Tick backtest as normal testing could produce a curve-to-fit scenario so historic data follows the equity curve, but never earns in real time. Many traders use the mammoth markets of futures — often because they are exceedingly liquid and margin requirements are lower.
Please remember, however, that futures usually operate at a discount to the cash-market price, but sooner or later will settle at the cash-market price. Any trades opened on a futures market will incrementally day by day trade in the manner you expect, but will also adjust to the reality of a cash settlement price. The spread between futures and the cash market is often capable of destroying your trade function and also gives entirely bogus results as to success values of a strategy when you backtest. Forgetting time decay (theta) when trading futures for any period of time can be perilous.

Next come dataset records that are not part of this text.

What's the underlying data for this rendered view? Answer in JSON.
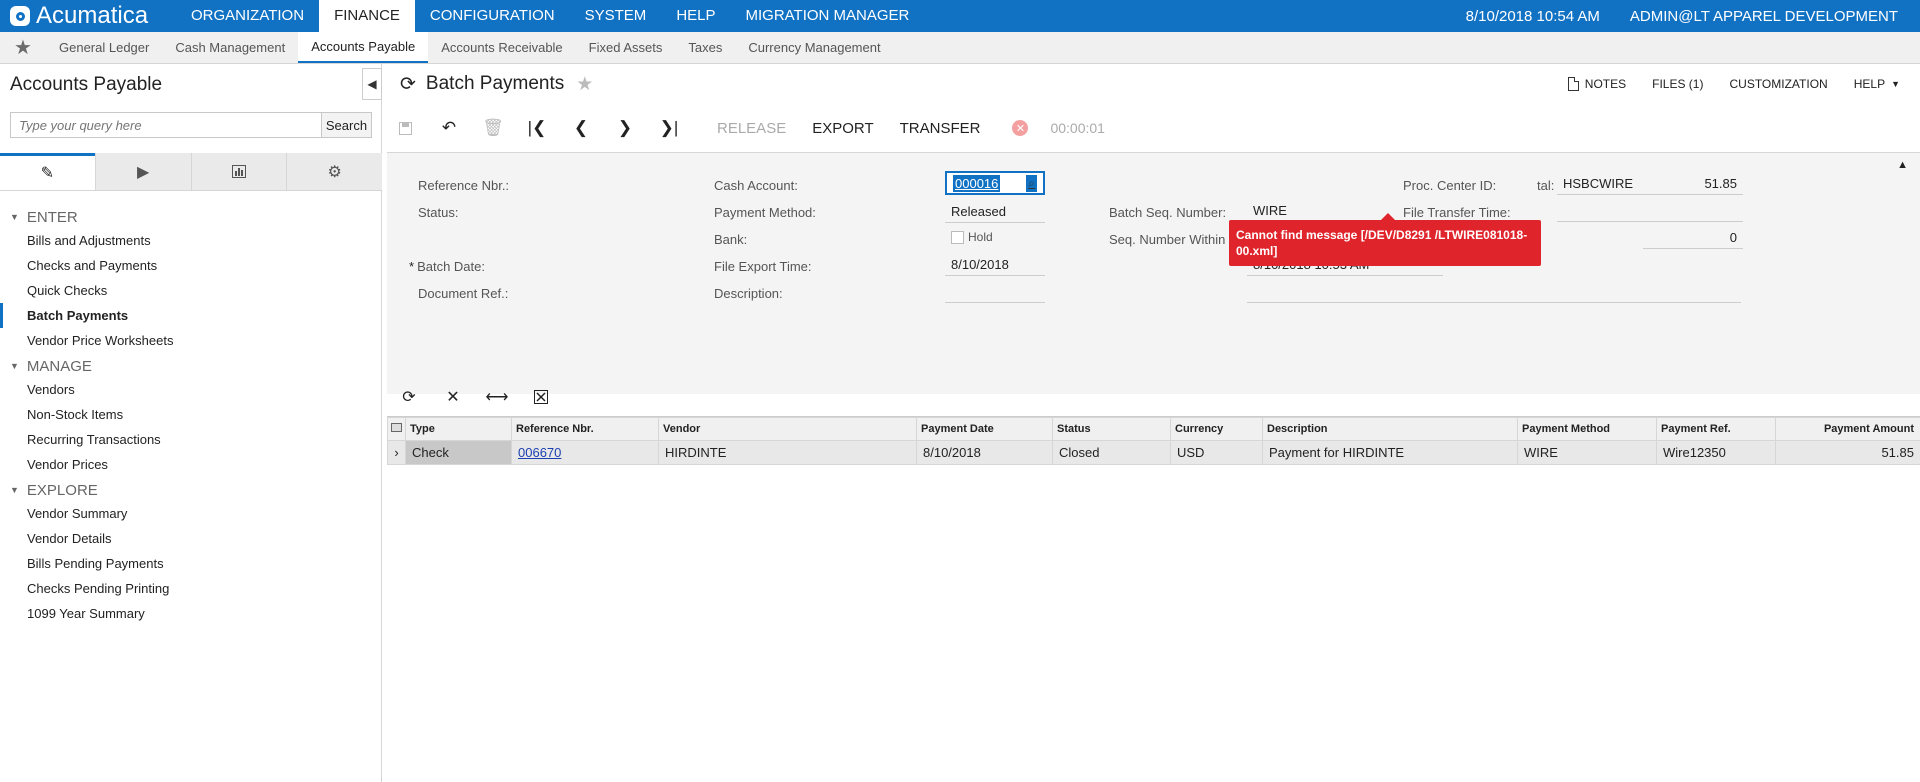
{
  "app": {
    "logo_text": "Acumatica",
    "accent_color": "#1172c4",
    "datetime": "8/10/2018  10:54 AM",
    "user": "ADMIN@LT APPAREL DEVELOPMENT"
  },
  "topnav": [
    "ORGANIZATION",
    "FINANCE",
    "CONFIGURATION",
    "SYSTEM",
    "HELP",
    "MIGRATION MANAGER"
  ],
  "subnav": [
    "General Ledger",
    "Cash Management",
    "Accounts Payable",
    "Accounts Receivable",
    "Fixed Assets",
    "Taxes",
    "Currency Management"
  ],
  "sidebar": {
    "title": "Accounts Payable",
    "search_placeholder": "Type your query here",
    "search_button": "Search",
    "sections": [
      {
        "label": "ENTER",
        "items": [
          "Bills and Adjustments",
          "Checks and Payments",
          "Quick Checks",
          "Batch Payments",
          "Vendor Price Worksheets"
        ]
      },
      {
        "label": "MANAGE",
        "items": [
          "Vendors",
          "Non-Stock Items",
          "Recurring Transactions",
          "Vendor Prices"
        ]
      },
      {
        "label": "EXPLORE",
        "items": [
          "Vendor Summary",
          "Vendor Details",
          "Bills Pending Payments",
          "Checks Pending Printing",
          "1099 Year Summary"
        ]
      }
    ]
  },
  "page": {
    "title": "Batch Payments",
    "notes": "NOTES",
    "files": "FILES (1)",
    "customization": "CUSTOMIZATION",
    "help": "HELP"
  },
  "toolbar": {
    "release": "RELEASE",
    "export": "EXPORT",
    "transfer": "TRANSFER",
    "timer": "00:00:01"
  },
  "error_message": "Cannot find message [/DEV/D8291 /LTWIRE081018-00.xml]",
  "form": {
    "ref_nbr_label": "Reference Nbr.:",
    "ref_nbr": "000016",
    "status_label": "Status:",
    "status": "Released",
    "hold_label": "Hold",
    "batch_date_label": "Batch Date:",
    "batch_date": "8/10/2018",
    "document_ref_label": "Document Ref.:",
    "cash_account_label": "Cash Account:",
    "payment_method_label": "Payment Method:",
    "payment_method": "WIRE",
    "bank_label": "Bank:",
    "file_export_time_label": "File Export Time:",
    "file_export_time": "8/10/2018 10:53 AM",
    "description_label": "Description:",
    "batch_total_label": "tal:",
    "batch_total": "51.85",
    "batch_seq_label": "Batch Seq. Number:",
    "seq_within_day_label": "Seq. Number Within Day:",
    "seq_within_day": "0",
    "proc_center_label": "Proc. Center ID:",
    "proc_center": "HSBCWIRE",
    "file_transfer_time_label": "File Transfer Time:"
  },
  "grid": {
    "columns": [
      "Type",
      "Reference Nbr.",
      "Vendor",
      "Payment Date",
      "Status",
      "Currency",
      "Description",
      "Payment Method",
      "Payment Ref.",
      "Payment Amount"
    ],
    "rows": [
      [
        "Check",
        "006670",
        "HIRDINTE",
        "8/10/2018",
        "Closed",
        "USD",
        "Payment for HIRDINTE",
        "WIRE",
        "Wire12350",
        "51.85"
      ]
    ]
  }
}
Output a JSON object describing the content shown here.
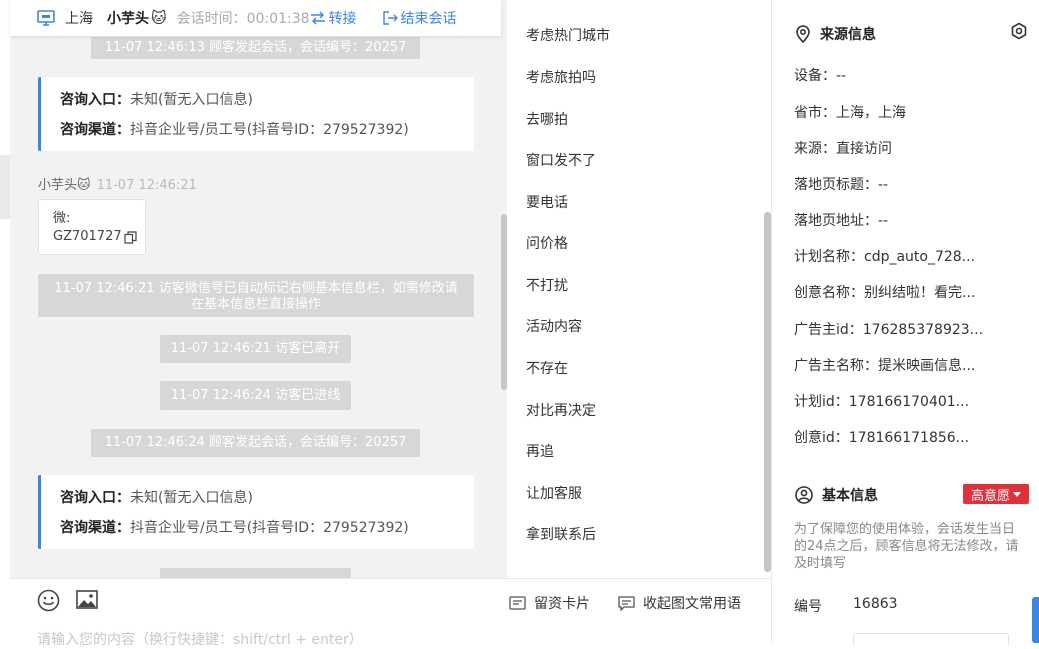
{
  "header": {
    "location": "上海",
    "visitor_name": "小芋头",
    "emoji": "🐱",
    "session_time": "会话时间：00:01:38",
    "transfer_label": "转接",
    "end_label": "结束会话"
  },
  "chat": {
    "sys1": "11-07 12:46:13 顾客发起会话，会话编号：20257",
    "card1": {
      "entry_key": "咨询入口：",
      "entry_val": "未知(暂无入口信息)",
      "channel_key": "咨询渠道：",
      "channel_val": "抖音企业号/员工号(抖音号ID：279527392)"
    },
    "msg_name": "小芋头",
    "msg_time": "11-07 12:46:21",
    "msg_line1": "微:",
    "msg_line2": "GZ701727",
    "sys2": "11-07 12:46:21 访客微信号已自动标记右侧基本信息栏，如需修改请在基本信息栏直接操作",
    "sys3": "11-07 12:46:21 访客已离开",
    "sys4": "11-07 12:46:24 访客已进线",
    "sys5": "11-07 12:46:24 顾客发起会话，会话编号：20257",
    "card2": {
      "entry_key": "咨询入口：",
      "entry_val": "未知(暂无入口信息)",
      "channel_key": "咨询渠道：",
      "channel_val": "抖音企业号/员工号(抖音号ID：279527392)"
    }
  },
  "input": {
    "placeholder": "请输入您的内容（换行快捷键：shift/ctrl + enter）",
    "leave_card": "留资卡片",
    "collapse_phrases": "收起图文常用语"
  },
  "phrases": [
    "考虑热门城市",
    "考虑旅拍吗",
    "去哪拍",
    "窗口发不了",
    "要电话",
    "问价格",
    "不打扰",
    "活动内容",
    "不存在",
    "对比再决定",
    "再追",
    "让加客服",
    "拿到联系后"
  ],
  "source": {
    "title": "来源信息",
    "rows": [
      "设备：--",
      "省市：上海，上海",
      "来源：直接访问",
      "落地页标题：--",
      "落地页地址：--",
      "计划名称：cdp_auto_728...",
      "创意名称：别纠结啦！看完...",
      "广告主id：176285378923...",
      "广告主名称：提米映画信息...",
      "计划id：178166170401...",
      "创意id：178166171856..."
    ]
  },
  "basic": {
    "title": "基本信息",
    "badge": "高意愿",
    "note": "为了保障您的使用体验，会话发生当日的24点之后，顾客信息将无法修改，请及时填写",
    "id_label": "编号",
    "id_value": "16863"
  },
  "colors": {
    "accent": "#3b86e0",
    "badge": "#e0303b"
  }
}
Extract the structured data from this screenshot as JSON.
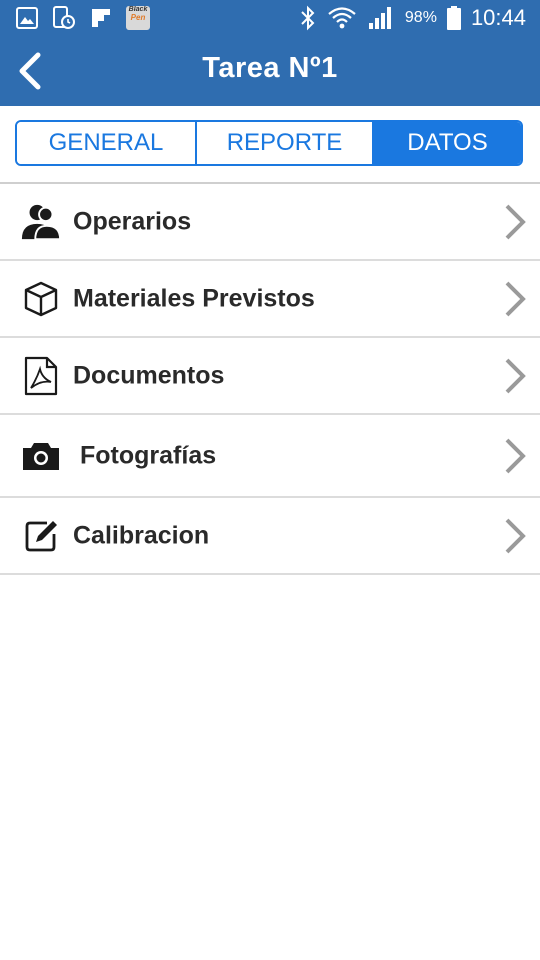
{
  "status_bar": {
    "battery_percent": "98%",
    "time": "10:44",
    "blackpen_line1": "Black",
    "blackpen_line2": "Pen",
    "icons": [
      "gallery-icon",
      "alarm-icon",
      "flipboard-icon",
      "blackpen-app-icon",
      "bluetooth-icon",
      "wifi-icon",
      "signal-icon",
      "battery-icon"
    ]
  },
  "app_bar": {
    "title": "Tarea Nº1",
    "back_icon": "chevron-left-icon"
  },
  "tabs": [
    {
      "label": "GENERAL",
      "active": false
    },
    {
      "label": "REPORTE",
      "active": false
    },
    {
      "label": "DATOS",
      "active": true
    }
  ],
  "menu": [
    {
      "label": "Operarios",
      "icon": "users-icon"
    },
    {
      "label": "Materiales Previstos",
      "icon": "box-icon"
    },
    {
      "label": "Documentos",
      "icon": "pdf-document-icon"
    },
    {
      "label": "Fotografías",
      "icon": "camera-icon"
    },
    {
      "label": "Calibracion",
      "icon": "edit-icon"
    }
  ],
  "colors": {
    "header": "#2f6db0",
    "accent": "#1a78e0",
    "text": "#2a2a2a",
    "chevron": "#9a9a9a"
  }
}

Correlation and non-correlation structures/benefits you. Obviously we can trade highly correlated markets or equities, but when they go against you, then remember that all the highly correlated markets/equities will also go against you.
The smuggler Han Solo won his spaceship, the Millennium Falcon, in a card game.
But you shouldn't count on winning that way. Photo: iStock
The simple six-line algorithmic trade outlined above is utterly correlated, but only trades the imbalance between EURUSD and GBPUSD, which permits tighter control of your trade. Consider uncorrelated markets, such as soft commodities and the Dax. When one collapses, the other is unlikely to follow as hard or as fast, so it can slow down losses when everything goes bad in the general markets. Sometimes a defensive uncorrelated trade helps.
i could ramble on about correlation, especially when comparing equities and how fast each stock can move. But suffice it to say that, even in the highly volatile financial sector, some bank stocks move at distinctly different speeds from others, which can help to defend your account, if such protection is needed, or it can serve as a spread trade for revenue purposes.
Points of interest or points of control within markets is too big a subject to cover here (that will need to be the topic of another article), but an obvious place to start is the open range or last night's close price.
Deliberately there is no computer language here as I don't know what software/system you use, but can be posted if needed. Trade small with these functions. If the trade strategy is good, you will steadily accrue revenue.
Another subject for later is reviewing existing strategies. Ignore anyone who says the Monte Carlo technique works, as doubling your stake on each trade to ensure you make a profit is just daft. Do not be tempted by this.
Say you had seven duff trades in a row, and initially you traded $1 per point with a 50-pip stop. Then on your eighth trade, you need $128 per point with a $6,400 margin requirement, but losses incurred would be $6,350, meaning you would have to earn 50 pips to reach breakeven. Many have fallen for this scam of a strategy and it is banned in casinos or they set a maximum stake size to guarantee failure. Even George Soros tested this and found it to be useless. So, if you have more money than him, then feel free to try it.
Finally was "the force" with the algorithmic trade described above?
The bare results of this strategy running from Monday, July 11, to the time of writing, Thursday, July 14, after the Bank of England announcement, is 360 pips with no losses. All posted live.
Don't believe anyone who says the "Monte Carlo technique" works.
It doesn't. Photo: iStock
— Edited by John Acher
*fxtime is a pseudonym